- People in the UK were least likely to have ever dreamt of becoming a scientist (23%) compared with two-thirds (64%) of Chinese people.

- Although the Chinese are the nation most likely to describe science as 'difficult' (54% - compared with only 26% in the UK), they are also the least intimidated by science (22%).

- The UK (57%) and South Africa (63%) were most intimidated by science of all the countries in the survey.

- South Africans (87%) were most likely to encourage their children to pursue a career in science, while the UK was the second least likely (60%), after Germany (57%).

Science was considered to be a stable career choice by three-quarters of UK respondents, who felt it would be resistant to the current financial crisis. The vast majority also felt that science is not a gender specific career but for men and women equally (92%). People in the UK think the key motivators for women to go into science are because it's intellectually challenging (68%) followed by doing it for humanitarian reasons (35%).

L'Oréal UK and Ireland Managing Director Grita Loebsack said:

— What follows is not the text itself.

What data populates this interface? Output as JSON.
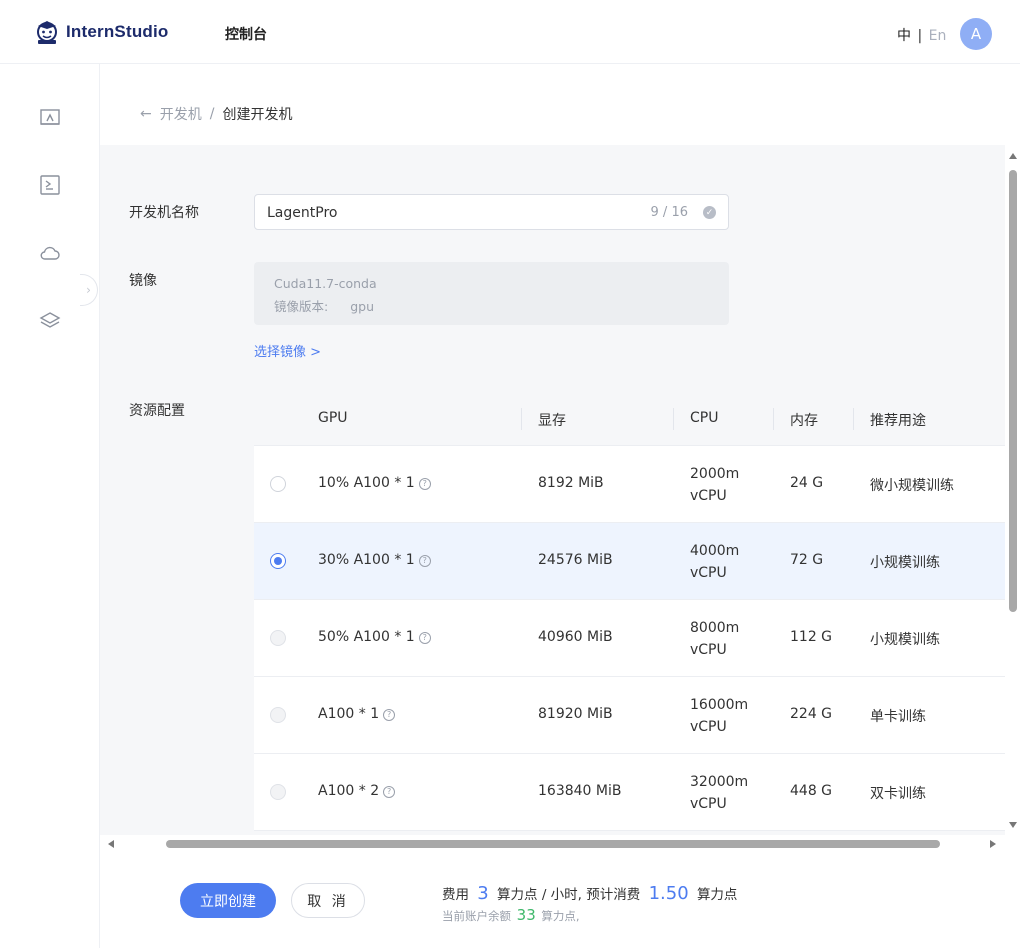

At L'Oréal, science is part of our DNA. Our founder was a chemist by profession and research and innovation in the interest of beauty remain our guiding principles to this day. More than half of our researchers are women, but this degree of parity is still too unusual in this field. This new research proves that we still have a long way to go to make science the number one career choice in this country. That's why successful role models like Athene are so important to inspire the next generation of scientists, whose ideas and breakthroughs will form the world of tomorrow.

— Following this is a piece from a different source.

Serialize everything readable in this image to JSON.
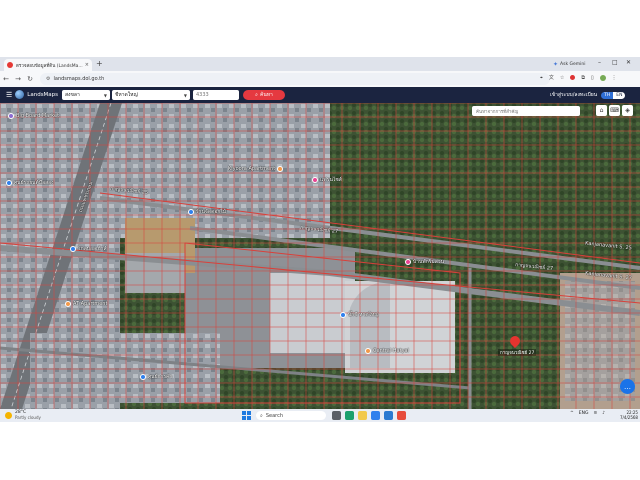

Notes to Editors


The L'Oréal UNESCO For Women In Science programme was founded 11 years ago by L'Oréal and UNESCO on the premise that 'the world needs science and science needs women'. The awards programme is designed to promote and highlight the critical importance of ensuring greater participation of women in science, by awarding promising female scientists with fellowships to help them further their research. There are three distinct schemes:

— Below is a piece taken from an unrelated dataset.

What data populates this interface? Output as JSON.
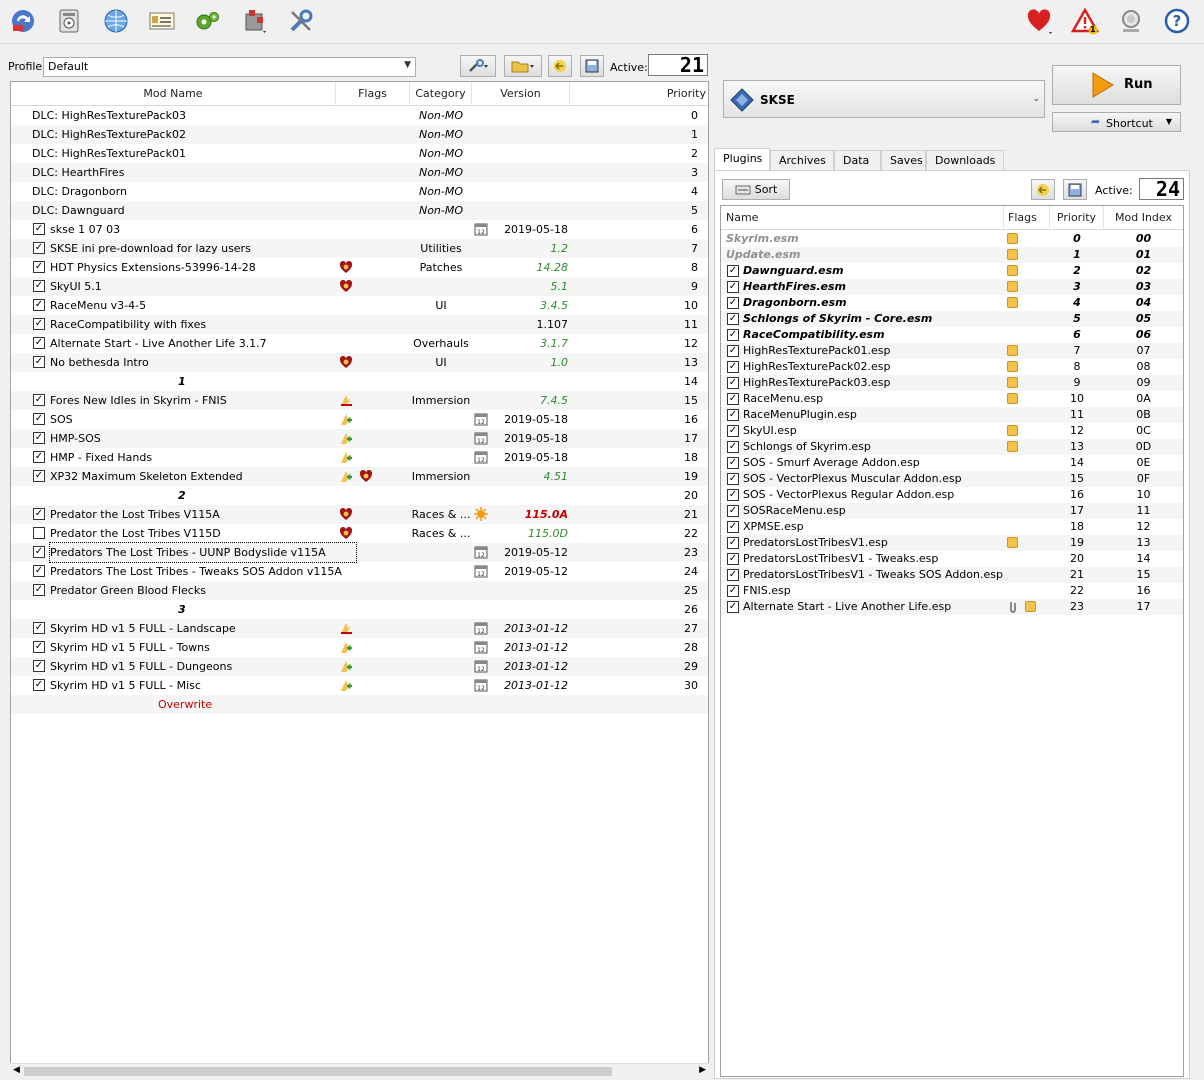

- The founding awards provide five women, one from each continent, with a prestigious laureate of up to $100,000 for their research. The international structure of the programme ensures that the laureates are distributed among women who are working under a wide variety of conditions. - The UNESCO-L'Oréal fellowships are run internationally and have awarded 120 promising female doctorate or post-doctorate scientists up to $40,000 each, since their inauguration in 2000. The fellowships help women scientists pursue their research in some of the world's most prestigious laboratories. - National Fellowships, such as the UK and Ireland programme detailed below, run in 35 countries around the world. Each National Fellowship helps students pursue scientific careers and have, to date, enabled 340 women to continue their research. By the end of 2008, over 50 countries will have established their own programmes.

In total, over 700 women in 70 countries have been recognised for their research and received funding to further their studies since the programme was founded in 1998.

For more information and for photography, please contact: Carolyn Abbasi Larkey or Lucy Varah on behalf of L'Oréal and UNESCO at Fishburn Hedges. Email:; Lucy Varah +44(0)7806-949-660 ; Carolyn Abbasi Larkey +44(0)7702-602-495